Will radiohalos in coalified wood upset geological clocks?
In some coalified wood, uranium-rich solutions have deposited radioactive particles that subsequently decay and create little rings (halos) that can be seen under high magnification. The ra-dii of the rings depend upon the energies of the particles emitted by the radioactive elements. Each type of radioactive decay has a specific half-life. Thus, the patterns of radiohalos help measure the age of coalified wood. A challenge to geology arises because the radiohalos in coalified wood from Jurassic and Triassic formations, supposedly millions of years old, suggest ages of only a few thousand years.

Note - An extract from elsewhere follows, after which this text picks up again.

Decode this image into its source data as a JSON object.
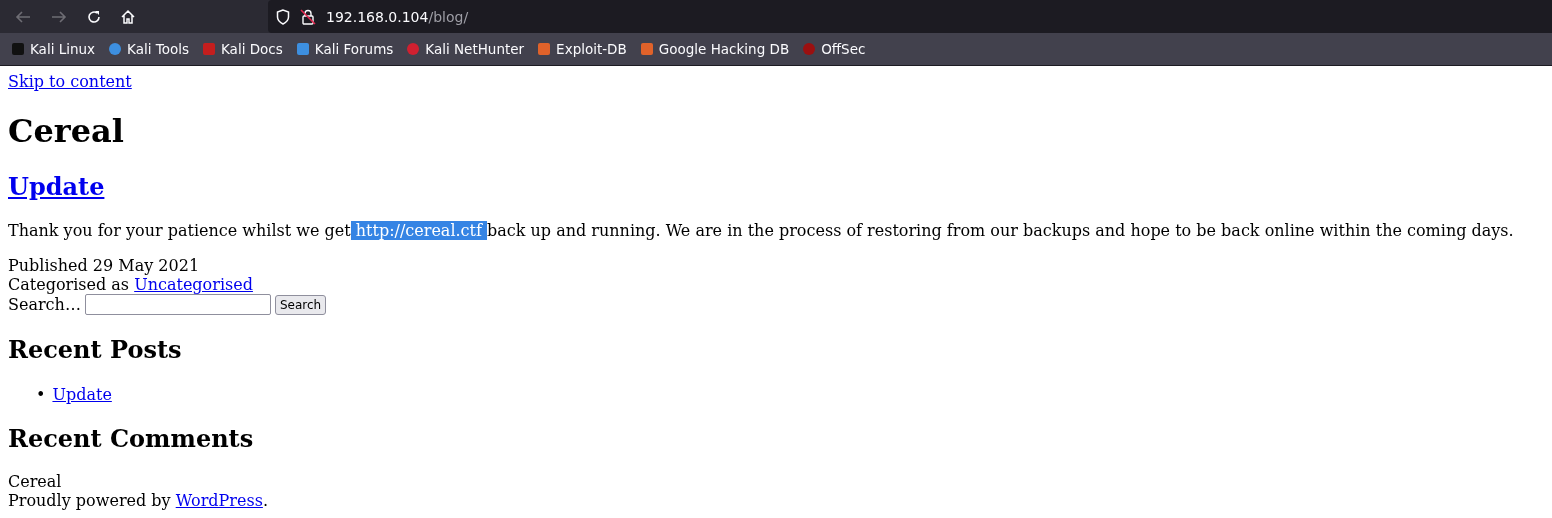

(Connor, Steven J.; "Radiohalos in Coalified Wood: New Evidence for a Young Earth," Creation Research Society Quarterly, 14:101, 1977.)